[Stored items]
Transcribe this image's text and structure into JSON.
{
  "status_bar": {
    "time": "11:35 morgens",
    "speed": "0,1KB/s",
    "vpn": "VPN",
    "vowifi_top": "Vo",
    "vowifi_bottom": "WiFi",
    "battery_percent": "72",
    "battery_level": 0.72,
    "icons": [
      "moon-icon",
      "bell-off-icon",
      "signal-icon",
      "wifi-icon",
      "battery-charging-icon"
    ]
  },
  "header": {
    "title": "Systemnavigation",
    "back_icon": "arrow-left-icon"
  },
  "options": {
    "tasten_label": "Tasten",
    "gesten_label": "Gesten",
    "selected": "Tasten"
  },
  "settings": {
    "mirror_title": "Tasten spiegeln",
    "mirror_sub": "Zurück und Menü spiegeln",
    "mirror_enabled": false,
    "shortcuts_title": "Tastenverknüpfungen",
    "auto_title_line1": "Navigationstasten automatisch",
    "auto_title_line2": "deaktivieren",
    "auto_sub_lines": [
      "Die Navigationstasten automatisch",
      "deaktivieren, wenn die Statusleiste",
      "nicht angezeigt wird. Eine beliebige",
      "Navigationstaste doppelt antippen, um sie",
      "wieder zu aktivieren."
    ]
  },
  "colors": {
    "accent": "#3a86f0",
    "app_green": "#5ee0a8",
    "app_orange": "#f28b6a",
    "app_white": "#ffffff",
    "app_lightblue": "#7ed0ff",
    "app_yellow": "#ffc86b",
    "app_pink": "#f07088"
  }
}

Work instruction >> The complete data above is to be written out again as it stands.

Solved problem >>
Transcribe this image's text and structure into JSON.
{
  "status_bar": {
    "time": "11:35 morgens",
    "speed": "0,1KB/s",
    "vpn": "VPN",
    "vowifi_top": "Vo",
    "vowifi_bottom": "WiFi",
    "battery_percent": "72",
    "battery_level": 0.72,
    "icons": [
      "moon-icon",
      "bell-off-icon",
      "signal-icon",
      "wifi-icon",
      "battery-charging-icon"
    ]
  },
  "header": {
    "title": "Systemnavigation",
    "back_icon": "arrow-left-icon"
  },
  "options": {
    "tasten_label": "Tasten",
    "gesten_label": "Gesten",
    "selected": "Tasten"
  },
  "settings": {
    "mirror_title": "Tasten spiegeln",
    "mirror_sub": "Zurück und Menü spiegeln",
    "mirror_enabled": false,
    "shortcuts_title": "Tastenverknüpfungen",
    "auto_title_line1": "Navigationstasten automatisch",
    "auto_title_line2": "deaktivieren",
    "auto_sub_lines": [
      "Die Navigationstasten automatisch",
      "deaktivieren, wenn die Statusleiste",
      "nicht angezeigt wird. Eine beliebige",
      "Navigationstaste doppelt antippen, um sie",
      "wieder zu aktivieren."
    ]
  },
  "colors": {
    "accent": "#3a86f0",
    "app_green": "#5ee0a8",
    "app_orange": "#f28b6a",
    "app_white": "#ffffff",
    "app_lightblue": "#7ed0ff",
    "app_yellow": "#ffc86b",
    "app_pink": "#f07088"
  }
}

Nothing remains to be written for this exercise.